The Library of Congress has scans of José Guadalupe Posada broadsheet illustrations, including many calaveras for your enjoyment!
The “Stuff You Missed In History Class” podcast discusses the life of Bela Lugosi in two parts: Part 1 and Part 2.
Photographer Sandro Miller recreates iconic photographs using John Malkovich as the subject. If you are lucky enough to be in Chicago between Nov. 7 and Jan. 31, you can see the exhibition, “Malkovich, Malkovich, Malkovich: Homage to Photographic Masters” at the Catherine Edelman Gallery. Here is a video And Make sure to look at “The […]
A gallery of photographs of people of African descent from the Victorian era. (Via Kit Marlowe)
“’You don’t have to be Eurocentric to make it to the future,’ said Andrea Hairston, a professor of theater and Afro-American studies at Smith College in Massachusetts, whose side gig happens to be writing award-winning science fiction. ‘We have to figure out how to be different together. [And t]hat is what storytelling is all about, […]
The Gutter’s own Carol writes a little about Run Run Shaw, Shaw Brothers and TVB. “So often we talk about history as this disembodied thing, these external events. And then there is someone like Sir Run Run, who contained almost the entire arc of modern entertainment in his lifetime, in his self.”
Film and television producer Run Run Shaw has died. Sir Run Run founded Shaw Brothers with his brother, Run Me Shaw. They produced hundreds of films in all genres, but were best known for their revolutionary kung fu and wuxia movies. Shaw also produced myriad television programs for TVB. The South China Morning Post remembers […]
Author Ida Pollock has died. Writing under multiple noms de plume, Pollock published 120 books and was a founder of the Romantic Novelists Association. The Mary-Sue has an obituary. NPR talks with her daughter, Rosemary Pollock. The Telegraph has an overview of her career.

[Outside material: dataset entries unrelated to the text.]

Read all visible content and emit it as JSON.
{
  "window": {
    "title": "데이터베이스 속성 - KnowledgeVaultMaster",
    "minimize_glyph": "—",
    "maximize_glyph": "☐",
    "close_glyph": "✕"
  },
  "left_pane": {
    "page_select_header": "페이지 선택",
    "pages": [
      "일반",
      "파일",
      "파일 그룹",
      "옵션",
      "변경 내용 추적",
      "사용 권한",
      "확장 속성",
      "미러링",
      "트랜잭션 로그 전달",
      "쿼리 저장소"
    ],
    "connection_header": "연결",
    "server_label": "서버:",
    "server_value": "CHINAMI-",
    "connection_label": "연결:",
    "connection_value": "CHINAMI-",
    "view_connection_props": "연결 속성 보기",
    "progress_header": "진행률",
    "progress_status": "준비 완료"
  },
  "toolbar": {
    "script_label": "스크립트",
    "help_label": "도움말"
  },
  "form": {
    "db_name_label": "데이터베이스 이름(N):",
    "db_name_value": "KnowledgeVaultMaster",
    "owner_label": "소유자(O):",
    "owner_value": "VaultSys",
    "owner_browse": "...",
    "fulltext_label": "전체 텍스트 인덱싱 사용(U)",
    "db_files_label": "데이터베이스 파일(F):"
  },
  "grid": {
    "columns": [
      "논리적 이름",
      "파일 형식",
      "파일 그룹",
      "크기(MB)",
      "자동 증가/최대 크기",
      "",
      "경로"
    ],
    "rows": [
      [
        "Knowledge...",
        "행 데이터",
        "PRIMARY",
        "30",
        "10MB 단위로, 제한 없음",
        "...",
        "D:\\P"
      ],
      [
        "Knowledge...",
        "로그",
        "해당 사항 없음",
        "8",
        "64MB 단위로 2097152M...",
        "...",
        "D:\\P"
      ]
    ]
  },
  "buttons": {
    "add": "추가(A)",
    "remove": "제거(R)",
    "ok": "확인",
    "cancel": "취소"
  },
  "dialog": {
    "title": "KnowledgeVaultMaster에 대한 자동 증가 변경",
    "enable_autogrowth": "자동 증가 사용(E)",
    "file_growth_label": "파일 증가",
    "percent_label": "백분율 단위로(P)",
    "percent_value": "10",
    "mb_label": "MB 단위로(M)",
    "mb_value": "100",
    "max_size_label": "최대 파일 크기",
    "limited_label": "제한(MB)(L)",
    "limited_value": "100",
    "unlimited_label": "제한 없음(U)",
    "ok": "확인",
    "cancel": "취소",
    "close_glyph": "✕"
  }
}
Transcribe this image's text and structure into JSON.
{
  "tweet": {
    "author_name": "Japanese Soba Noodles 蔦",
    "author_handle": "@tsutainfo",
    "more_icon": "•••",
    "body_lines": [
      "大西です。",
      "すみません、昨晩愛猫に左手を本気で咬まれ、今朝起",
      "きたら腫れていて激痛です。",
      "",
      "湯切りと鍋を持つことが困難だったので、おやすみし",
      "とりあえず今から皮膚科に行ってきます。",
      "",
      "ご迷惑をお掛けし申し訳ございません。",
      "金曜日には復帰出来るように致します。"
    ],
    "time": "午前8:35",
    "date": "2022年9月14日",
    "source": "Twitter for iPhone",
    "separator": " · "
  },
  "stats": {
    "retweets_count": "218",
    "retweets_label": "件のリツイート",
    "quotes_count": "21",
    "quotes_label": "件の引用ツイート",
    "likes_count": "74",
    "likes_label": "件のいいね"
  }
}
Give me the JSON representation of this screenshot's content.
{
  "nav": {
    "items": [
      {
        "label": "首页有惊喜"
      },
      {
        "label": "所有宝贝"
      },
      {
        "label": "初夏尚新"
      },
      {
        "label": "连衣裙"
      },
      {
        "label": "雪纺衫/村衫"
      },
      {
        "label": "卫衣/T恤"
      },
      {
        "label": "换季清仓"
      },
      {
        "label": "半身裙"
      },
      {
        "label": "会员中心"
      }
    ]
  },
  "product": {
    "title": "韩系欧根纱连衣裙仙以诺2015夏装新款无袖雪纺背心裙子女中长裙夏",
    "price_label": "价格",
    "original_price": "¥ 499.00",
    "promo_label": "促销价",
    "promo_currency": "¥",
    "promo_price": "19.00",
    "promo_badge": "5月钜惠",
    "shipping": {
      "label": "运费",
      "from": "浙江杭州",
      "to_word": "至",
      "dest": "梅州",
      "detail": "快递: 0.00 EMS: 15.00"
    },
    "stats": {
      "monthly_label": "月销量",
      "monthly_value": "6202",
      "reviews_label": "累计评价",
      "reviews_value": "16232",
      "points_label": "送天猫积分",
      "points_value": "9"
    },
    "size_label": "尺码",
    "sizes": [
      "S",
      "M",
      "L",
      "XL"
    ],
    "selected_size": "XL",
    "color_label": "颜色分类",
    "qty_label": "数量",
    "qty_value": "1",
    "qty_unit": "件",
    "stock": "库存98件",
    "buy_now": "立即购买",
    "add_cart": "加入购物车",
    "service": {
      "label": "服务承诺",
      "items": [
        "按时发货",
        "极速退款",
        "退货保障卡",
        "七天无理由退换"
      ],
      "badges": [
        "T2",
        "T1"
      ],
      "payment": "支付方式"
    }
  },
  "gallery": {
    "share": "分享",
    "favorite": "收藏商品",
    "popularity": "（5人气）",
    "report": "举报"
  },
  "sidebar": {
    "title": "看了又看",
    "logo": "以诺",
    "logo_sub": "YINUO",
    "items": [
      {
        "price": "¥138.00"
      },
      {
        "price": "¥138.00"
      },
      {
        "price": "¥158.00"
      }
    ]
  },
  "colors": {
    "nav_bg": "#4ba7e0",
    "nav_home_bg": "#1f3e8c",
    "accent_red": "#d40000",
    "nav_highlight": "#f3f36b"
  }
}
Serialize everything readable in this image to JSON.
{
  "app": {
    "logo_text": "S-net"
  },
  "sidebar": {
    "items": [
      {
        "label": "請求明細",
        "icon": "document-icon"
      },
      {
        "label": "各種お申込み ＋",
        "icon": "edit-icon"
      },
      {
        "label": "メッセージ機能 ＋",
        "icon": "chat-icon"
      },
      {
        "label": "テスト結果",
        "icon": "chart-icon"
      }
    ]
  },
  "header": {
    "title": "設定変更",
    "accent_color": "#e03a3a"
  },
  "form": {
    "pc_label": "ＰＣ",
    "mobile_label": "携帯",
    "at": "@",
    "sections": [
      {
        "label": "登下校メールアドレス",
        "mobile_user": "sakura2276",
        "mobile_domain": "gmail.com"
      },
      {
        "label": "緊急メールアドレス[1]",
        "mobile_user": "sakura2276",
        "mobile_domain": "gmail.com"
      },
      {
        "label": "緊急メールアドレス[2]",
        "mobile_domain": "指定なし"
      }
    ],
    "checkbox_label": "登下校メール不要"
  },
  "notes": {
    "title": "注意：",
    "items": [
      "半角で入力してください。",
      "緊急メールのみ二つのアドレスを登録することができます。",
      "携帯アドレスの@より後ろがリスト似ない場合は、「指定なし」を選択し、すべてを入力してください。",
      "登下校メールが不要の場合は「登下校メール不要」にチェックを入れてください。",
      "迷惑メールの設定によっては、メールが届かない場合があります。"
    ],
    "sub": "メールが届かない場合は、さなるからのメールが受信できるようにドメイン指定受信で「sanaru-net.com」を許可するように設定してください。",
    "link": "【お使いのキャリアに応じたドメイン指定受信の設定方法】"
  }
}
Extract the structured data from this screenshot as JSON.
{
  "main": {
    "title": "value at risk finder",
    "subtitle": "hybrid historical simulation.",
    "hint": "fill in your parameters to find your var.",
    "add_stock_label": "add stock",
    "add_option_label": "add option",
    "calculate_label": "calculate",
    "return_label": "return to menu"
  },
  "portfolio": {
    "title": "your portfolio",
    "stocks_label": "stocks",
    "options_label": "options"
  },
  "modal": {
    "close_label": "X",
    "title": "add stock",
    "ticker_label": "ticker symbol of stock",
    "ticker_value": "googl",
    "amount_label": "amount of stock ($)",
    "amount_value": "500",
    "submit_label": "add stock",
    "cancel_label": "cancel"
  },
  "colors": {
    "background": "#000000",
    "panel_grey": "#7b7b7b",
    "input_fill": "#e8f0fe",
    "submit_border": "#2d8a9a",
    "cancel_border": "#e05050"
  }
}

A gallery of “Smart Set 400” playing cards with pictures of women on the back, starting with ladies from 1909.keep looking »